My kindergarten student held out an autumn leaf that was part green and part red. “Look Teacher—it’s lost half its chlorophyll!” he exclaimed. The class had wondered why leaves change color. During the dinosaur age, before classrooms and teachers all had personal computers, I wrestled after hours with an encyclopedia. As days are shorter in autumn, the (green) chlorophyl in the leaves is burned off, and the leaves’ inner colors show. I enjoyed sharing wonders with my five- and six-year-olds. (Their second favorite topic was plants that trap and consume insects and other tiny animals.) As years and deeper understanding have further opened my mind in worshiping the divine creator, I still cling to my need to wonder.
A Blessing to Wonder
From breathtakingly beautiful butterflies to the incomparable pink blobfish (certified seventh ugliest creature on earth), nature furnishes us with a variety of creations only a professional ethnobotanist could begin to imagine.
World renowned ethnobotanist Paul Cox (2022) refers to “Nature’s Curiosity Cabinet” in which wonders await us to discover and utilize. He urges all to “increase our sense of wonder of the earth.” Having had parents professionally involved in biology, Dr. Cox recalled, “Ever since I was a little boy, I’ve prayed for the plants and the animals that Heavenly Father created.” His own children have also prayed as they began to wonder. 
Having researched and written on children’s literature and on children with disabilities, I love A Boy and a Jaguar (2014). In this picture book, Alan Rabinowitz shares with children his childhood life as a boy who stuttered so badly that he could not talk with people. But he could talk with animals in perfect clarity.
Alan promised his pets and the jaguar he loved to visit in the Bronx Zoo that if he ever found his voice, he could “be their voice.” As an adult, Rabinowitz found his voice as a world-recognized expert studying, advocating, and building preserves not only for jaguars, but for leopards and “other wild cats.”
Other children who have difficulty communicating with humans are drawn to the feelings they share with animals.
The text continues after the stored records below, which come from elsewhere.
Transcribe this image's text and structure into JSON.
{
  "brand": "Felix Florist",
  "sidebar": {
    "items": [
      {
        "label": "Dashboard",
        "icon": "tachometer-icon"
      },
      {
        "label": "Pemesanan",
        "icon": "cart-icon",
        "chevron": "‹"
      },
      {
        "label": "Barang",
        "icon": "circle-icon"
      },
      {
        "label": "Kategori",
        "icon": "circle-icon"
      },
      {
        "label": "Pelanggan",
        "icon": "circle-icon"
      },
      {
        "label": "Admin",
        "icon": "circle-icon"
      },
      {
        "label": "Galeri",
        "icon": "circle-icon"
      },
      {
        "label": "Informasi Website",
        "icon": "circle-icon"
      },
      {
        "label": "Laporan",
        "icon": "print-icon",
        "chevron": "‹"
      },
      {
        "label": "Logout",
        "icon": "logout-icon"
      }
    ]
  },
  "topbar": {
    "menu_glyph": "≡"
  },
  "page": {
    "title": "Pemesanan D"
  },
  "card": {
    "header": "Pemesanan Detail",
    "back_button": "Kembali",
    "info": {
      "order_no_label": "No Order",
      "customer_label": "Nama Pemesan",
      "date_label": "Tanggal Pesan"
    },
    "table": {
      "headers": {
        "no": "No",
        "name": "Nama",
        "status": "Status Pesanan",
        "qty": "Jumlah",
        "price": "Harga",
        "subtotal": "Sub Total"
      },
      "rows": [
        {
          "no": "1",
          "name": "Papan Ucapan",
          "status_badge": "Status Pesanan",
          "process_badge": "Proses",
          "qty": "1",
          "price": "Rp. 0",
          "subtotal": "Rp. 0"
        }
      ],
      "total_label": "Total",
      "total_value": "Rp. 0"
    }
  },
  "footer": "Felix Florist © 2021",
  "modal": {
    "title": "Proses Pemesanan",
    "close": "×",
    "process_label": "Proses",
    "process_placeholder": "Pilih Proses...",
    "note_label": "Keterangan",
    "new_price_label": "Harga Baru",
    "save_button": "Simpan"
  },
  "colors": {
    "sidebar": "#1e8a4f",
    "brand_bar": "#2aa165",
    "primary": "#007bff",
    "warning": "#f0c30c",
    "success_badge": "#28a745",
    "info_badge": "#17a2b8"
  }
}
Individuals with autism have language skills ranging from no oral language to genius levels of reading and math, but their brain wiring makes it hard for them to relate and communicate with other people.
Stables, ranches, and other appropriate places offer opportunities for children with autism to ride horses (carefully led and supervised). Parents can share the time to wonder. The mother of an enthusiastic rider looked out over the beautiful distant landscape and wrote, “It’s extremely peaceful out here in horse land” (her term).
To Worship as a Steward
Gérald Caussé (2022) told us that as we think to wonder at the beauty around us, our emotions “kindle within us a deep sense of gratitude for our Heavenly Father and His Son, Jesus Christ, who created this magnificent earth.” And he added, “The divine gift of the Creation does not come without duties and responsibilities.”
Both Presiding Bishop Caussé and ethnobotanist Paul Cox use the Lord’s term “steward” to indicate what we must do. “For it is expedient that I, the Lord, should make every man accountable, as a steward over earthly blessings, which I have made and prepared for my creatures” (D&C 104:13).
The Lord assigns us stewardship, but “retains full ownership” (Caussé, 2022). The earth and everything in it belongs to God. As He taught, the blessings of this earth were intended “to be used, with judgment, not to excess, neither by extortion” (D & C 59:20). Spencer W. Kimball (1977) referred to stewardship as “a sacred spiritual or temporal trust.”
Dr. Cox is known worldwide for saving natural rainforests from destruction. Obviously, very few work on that level of stewardship. With the violent storms, widespread flooding, uncontrolled wildfires, and brutal war endangering stewardships worldwide, we may feel helpless to do very much. But Dr. Cox (2022) made three suggestions that can increase a common person’s ability to wonder and be useful.
- Spend time experiencing and appreciating nature.
- Support our national parks.
- Stand “against climate change” in your stewardship to care for trees or house plants at home.
President Nelson (2000) has added to caring and stewardship that we must share the earth lovingly with others and must preserve resources of the earth for future generations. Hc has promised us “great spiritual blessings” as we add his perspective to our desire to wonder and to worship at the creations of the Lord.
May I close with a verse from a favorite song as a testimony of the Savior’s creations and His love.
He clothes the lilies of the field.
He feeds the birds in the sky,
And He will feed those who trust Him,
And guide them with His eye.
(Roger Hoffman, “Consider the Lillies of the Field,”( 2003, www.musixmatch.com)
 Quoted and cited by Anne Billings, “You Can Make A Difference: Paul Cox—Preserving God’s Creations,” Liahona, November, 1998 https://www.churchofjesuschrist.org/study/liahona/1998/11/paul-cox-preserving-gods-creations?lang=eng